  • Why are we still required to include implicit none in every scope in Fortran? Particularly in INTERFACE .. END INTERFACE constructs that has its own scope and which made it into the language much after the legacy with IMPLICIT statements. This is especially pernicious, particularly with any respect to diversity and inclusivity which is all the rage these days with social justice. Because the common refrain is “I don’t mind adding that statement” in all my codes, so nor should you - this is inherently disrespectful. Well, there is a vast group of scientists and engineers who are either unable or unwilling to follow the discipline in terms of this verbosity. And the cost of any indiscipline can be prohibitively expensive, particularly in commercial environments. And continuously excluding the inclinations of those wanting to advance to a modern state where the desire to be explicit with types is the default “value proposition” from language design considerations is forcefully ignored not only belittles any concept of type safety but disrespects the most precious commodity, the time of practitioners.
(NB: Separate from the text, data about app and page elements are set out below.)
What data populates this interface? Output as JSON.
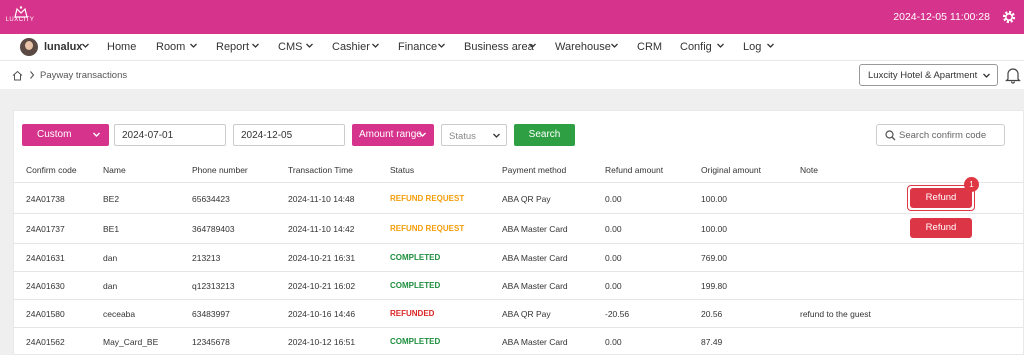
{
  "brand": {
    "logo_text": "LUXCITY",
    "accent_color": "#d6338c"
  },
  "topbar": {
    "datetime": "2024-12-05 11:00:28",
    "settings_icon": "gear-icon"
  },
  "menu": {
    "user": "lunalux",
    "items": [
      {
        "label": "Home",
        "dropdown": false
      },
      {
        "label": "Room",
        "dropdown": true
      },
      {
        "label": "Report",
        "dropdown": true
      },
      {
        "label": "CMS",
        "dropdown": true
      },
      {
        "label": "Cashier",
        "dropdown": true
      },
      {
        "label": "Finance",
        "dropdown": true
      },
      {
        "label": "Business area",
        "dropdown": true
      },
      {
        "label": "Warehouse",
        "dropdown": true
      },
      {
        "label": "CRM",
        "dropdown": false
      },
      {
        "label": "Config",
        "dropdown": true
      },
      {
        "label": "Log",
        "dropdown": true
      }
    ]
  },
  "breadcrumb": {
    "current": "Payway transactions"
  },
  "hotel_selector": {
    "value": "Luxcity Hotel & Apartment"
  },
  "filters": {
    "period": "Custom",
    "from_date": "2024-07-01",
    "to_date": "2024-12-05",
    "amount_range": "Amount range",
    "status_placeholder": "Status",
    "search_label": "Search",
    "code_search_placeholder": "Search confirm code"
  },
  "table": {
    "headers": [
      "Confirm code",
      "Name",
      "Phone number",
      "Transaction Time",
      "Status",
      "Payment method",
      "Refund amount",
      "Original amount",
      "Note"
    ],
    "rows": [
      {
        "code": "24A01738",
        "name": "BE2",
        "phone": "65634423",
        "time": "2024-11-10 14:48",
        "status": "REFUND REQUEST",
        "method": "ABA QR Pay",
        "refund": "0.00",
        "original": "100.00",
        "note": "",
        "action": "Refund"
      },
      {
        "code": "24A01737",
        "name": "BE1",
        "phone": "364789403",
        "time": "2024-11-10 14:42",
        "status": "REFUND REQUEST",
        "method": "ABA Master Card",
        "refund": "0.00",
        "original": "100.00",
        "note": "",
        "action": "Refund"
      },
      {
        "code": "24A01631",
        "name": "dan",
        "phone": "213213",
        "time": "2024-10-21 16:31",
        "status": "COMPLETED",
        "method": "ABA Master Card",
        "refund": "0.00",
        "original": "769.00",
        "note": "",
        "action": ""
      },
      {
        "code": "24A01630",
        "name": "dan",
        "phone": "q12313213",
        "time": "2024-10-21 16:02",
        "status": "COMPLETED",
        "method": "ABA Master Card",
        "refund": "0.00",
        "original": "199.80",
        "note": "",
        "action": ""
      },
      {
        "code": "24A01580",
        "name": "ceceaba",
        "phone": "63483997",
        "time": "2024-10-16 14:46",
        "status": "REFUNDED",
        "method": "ABA QR Pay",
        "refund": "-20.56",
        "original": "20.56",
        "note": "refund to the guest",
        "action": ""
      },
      {
        "code": "24A01562",
        "name": "May_Card_BE",
        "phone": "12345678",
        "time": "2024-10-12 16:51",
        "status": "COMPLETED",
        "method": "ABA Master Card",
        "refund": "0.00",
        "original": "87.49",
        "note": "",
        "action": ""
      }
    ]
  },
  "annotation": {
    "badge_number": "1"
  }
}
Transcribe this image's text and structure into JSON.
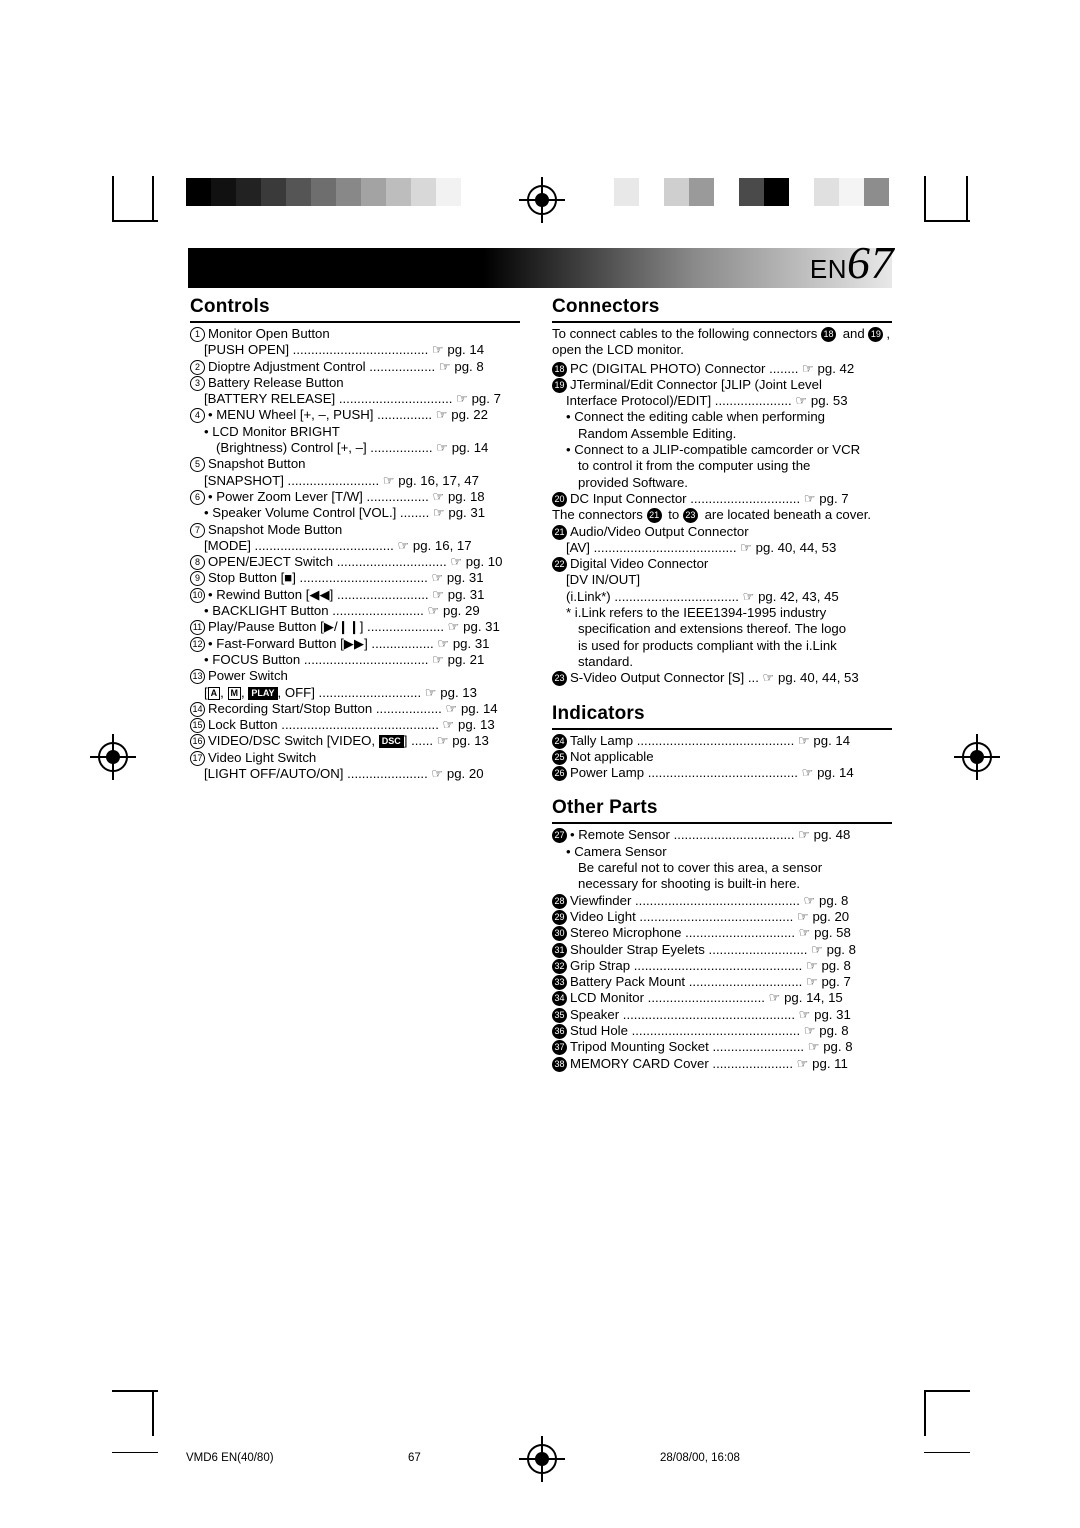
{
  "page": {
    "header_label": "EN",
    "header_number": "67"
  },
  "footer": {
    "file": "VMD6 EN(40/80)",
    "page": "67",
    "date": "28/08/00, 16:08"
  },
  "sections": {
    "controls": {
      "title": "Controls",
      "items": [
        {
          "num": "1",
          "text": "Monitor Open Button"
        },
        {
          "indent": 1,
          "text": "[PUSH OPEN] ..................................... ☞ pg. 14"
        },
        {
          "num": "2",
          "text": "Dioptre Adjustment Control .................. ☞ pg. 8"
        },
        {
          "num": "3",
          "text": "Battery Release Button"
        },
        {
          "indent": 1,
          "text": "[BATTERY RELEASE] ............................... ☞ pg. 7"
        },
        {
          "num": "4",
          "text": "• MENU Wheel [+, –, PUSH] ............... ☞ pg. 22"
        },
        {
          "indent": 1,
          "text": "• LCD Monitor BRIGHT"
        },
        {
          "indent": 2,
          "text": "(Brightness) Control [+, –] ................. ☞ pg. 14"
        },
        {
          "num": "5",
          "text": "Snapshot Button"
        },
        {
          "indent": 1,
          "text": "[SNAPSHOT] ......................... ☞ pg. 16, 17, 47"
        },
        {
          "num": "6",
          "text": "• Power Zoom Lever [T/W] ................. ☞ pg. 18"
        },
        {
          "indent": 1,
          "text": "• Speaker Volume Control [VOL.] ........ ☞ pg. 31"
        },
        {
          "num": "7",
          "text": "Snapshot Mode Button"
        },
        {
          "indent": 1,
          "text": "[MODE] ...................................... ☞ pg. 16, 17"
        },
        {
          "num": "8",
          "text": "OPEN/EJECT Switch .............................. ☞ pg. 10"
        },
        {
          "num": "9",
          "text": "Stop Button [■] ................................... ☞ pg. 31"
        },
        {
          "num": "10",
          "text": "• Rewind Button [◀◀] ......................... ☞ pg. 31"
        },
        {
          "indent": 1,
          "text": "• BACKLIGHT Button ......................... ☞ pg. 29"
        },
        {
          "num": "11",
          "text": "Play/Pause Button [▶/❙❙] ..................... ☞ pg. 31"
        },
        {
          "num": "12",
          "text": "• Fast-Forward Button [▶▶] ................. ☞ pg. 31"
        },
        {
          "indent": 1,
          "text": "• FOCUS Button .................................. ☞ pg. 21"
        },
        {
          "num": "13",
          "text": "Power Switch"
        },
        {
          "num": "14",
          "text": "Recording Start/Stop Button .................. ☞ pg. 14"
        },
        {
          "num": "15",
          "text": "Lock Button ........................................... ☞ pg. 13"
        },
        {
          "num": "17",
          "text": "Video Light Switch"
        },
        {
          "indent": 1,
          "text": "[LIGHT OFF/AUTO/ON] ...................... ☞ pg. 20"
        }
      ],
      "power_switch_line": {
        "prefix": "[",
        "keys": [
          "A",
          "M",
          "PLAY"
        ],
        "suffix": ", OFF] ............................ ☞ pg. 13"
      },
      "video_dsc_line": {
        "num": "16",
        "prefix": "VIDEO/DSC Switch [VIDEO, ",
        "key": "DSC",
        "suffix": "] ...... ☞ pg. 13"
      }
    },
    "connectors": {
      "title": "Connectors",
      "intro_a": "To connect cables to the following connectors",
      "intro_num1": "18",
      "intro_mid": "and",
      "intro_num2": "19",
      "intro_b": ",",
      "intro_c": "open the LCD monitor.",
      "items": [
        {
          "num": "18",
          "text": "PC (DIGITAL PHOTO) Connector ........ ☞ pg. 42"
        },
        {
          "num": "19",
          "text": "JTerminal/Edit Connector [JLIP (Joint Level"
        },
        {
          "indent": 1,
          "text": "Interface Protocol)/EDIT] ..................... ☞ pg. 53"
        },
        {
          "indent": 1,
          "text": "• Connect the editing cable when performing"
        },
        {
          "indent": 2,
          "text": "Random Assemble Editing."
        },
        {
          "indent": 1,
          "text": "• Connect to a JLIP-compatible camcorder or VCR"
        },
        {
          "indent": 2,
          "text": "to control it from the computer using the"
        },
        {
          "indent": 2,
          "text": "provided Software."
        },
        {
          "num": "20",
          "text": "DC Input Connector .............................. ☞ pg. 7"
        }
      ],
      "cover_note": {
        "a": "The connectors",
        "num1": "21",
        "b": "to",
        "num2": "23",
        "c": "are located beneath a cover."
      },
      "items2": [
        {
          "num": "21",
          "text": "Audio/Video Output Connector"
        },
        {
          "indent": 1,
          "text": "[AV] ....................................... ☞ pg. 40, 44, 53"
        },
        {
          "num": "22",
          "text": "Digital Video Connector"
        },
        {
          "indent": 1,
          "text": "[DV IN/OUT]"
        },
        {
          "indent": 1,
          "text": "(i.Link*) .................................. ☞ pg. 42, 43, 45"
        },
        {
          "indent": 1,
          "text": "*  i.Link refers to the IEEE1394-1995 industry"
        },
        {
          "indent": 2,
          "text": "specification and extensions thereof. The      logo"
        },
        {
          "indent": 2,
          "text": "is used for products compliant with the i.Link"
        },
        {
          "indent": 2,
          "text": "standard."
        },
        {
          "num": "23",
          "text": "S-Video Output Connector [S] ... ☞ pg. 40, 44, 53"
        }
      ]
    },
    "indicators": {
      "title": "Indicators",
      "items": [
        {
          "num": "24",
          "text": "Tally Lamp ........................................... ☞ pg. 14"
        },
        {
          "num": "25",
          "text": "Not applicable"
        },
        {
          "num": "26",
          "text": "Power Lamp ......................................... ☞ pg. 14"
        }
      ]
    },
    "other_parts": {
      "title": "Other Parts",
      "items": [
        {
          "num": "27",
          "text": "• Remote Sensor ................................. ☞ pg. 48"
        },
        {
          "indent": 1,
          "text": "• Camera Sensor"
        },
        {
          "indent": 2,
          "text": "Be careful not to cover this area, a sensor"
        },
        {
          "indent": 2,
          "text": "necessary for shooting is built-in here."
        },
        {
          "num": "28",
          "text": "Viewfinder ............................................. ☞ pg. 8"
        },
        {
          "num": "29",
          "text": "Video Light .......................................... ☞ pg. 20"
        },
        {
          "num": "30",
          "text": "Stereo Microphone .............................. ☞ pg. 58"
        },
        {
          "num": "31",
          "text": "Shoulder Strap Eyelets ........................... ☞ pg. 8"
        },
        {
          "num": "32",
          "text": "Grip Strap .............................................. ☞ pg. 8"
        },
        {
          "num": "33",
          "text": "Battery Pack Mount ............................... ☞ pg. 7"
        },
        {
          "num": "34",
          "text": "LCD Monitor ................................ ☞ pg. 14, 15"
        },
        {
          "num": "35",
          "text": "Speaker ............................................... ☞ pg. 31"
        },
        {
          "num": "36",
          "text": "Stud Hole .............................................. ☞ pg. 8"
        },
        {
          "num": "37",
          "text": "Tripod Mounting Socket ......................... ☞ pg. 8"
        },
        {
          "num": "38",
          "text": "MEMORY CARD Cover ...................... ☞ pg. 11"
        }
      ]
    }
  },
  "colorbars": {
    "left": [
      "#000000",
      "#111111",
      "#222222",
      "#3a3a3a",
      "#555555",
      "#6e6e6e",
      "#888888",
      "#a3a3a3",
      "#bdbdbd",
      "#d8d8d8",
      "#f2f2f2"
    ],
    "right": [
      "#e8e8e8",
      "#ffffff",
      "#cfcfcf",
      "#9a9a9a",
      "#ffffff",
      "#4a4a4a",
      "#000000",
      "#ffffff",
      "#e0e0e0",
      "#f4f4f4",
      "#8d8d8d"
    ]
  }
}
  • There are so many domains now where 100% of the computing is performed using IEEE floating-point arithmetic. Then, why are we still required to go through a long preamble with one’s own KIND module that sets the desired floating-point KINDs for use with IEEE formats. Fortran can do with built-in aliases, say ieee_fpb32, ieee_fpb64, etc. (or something less verbose) that coders can immediately employ toward floating-point computations with an intuitive grasp and confidence in the types.

  • Same applies to other intrinsic types and their kinds, especially INTEGER and CHARACTER with `c_char’ kind.

  • And of course, a built-in string type. Sure, initial experimentation in a standard-library years after ISO_VARYING_STRING is a decent reset, but it is the base language itself that needs this facility to be included intrinsically.

The rate of change with all of these features in standard Fortran is either too slow or zero. Fortran is headed to science museum archives unless things change for the better at a much faster pace.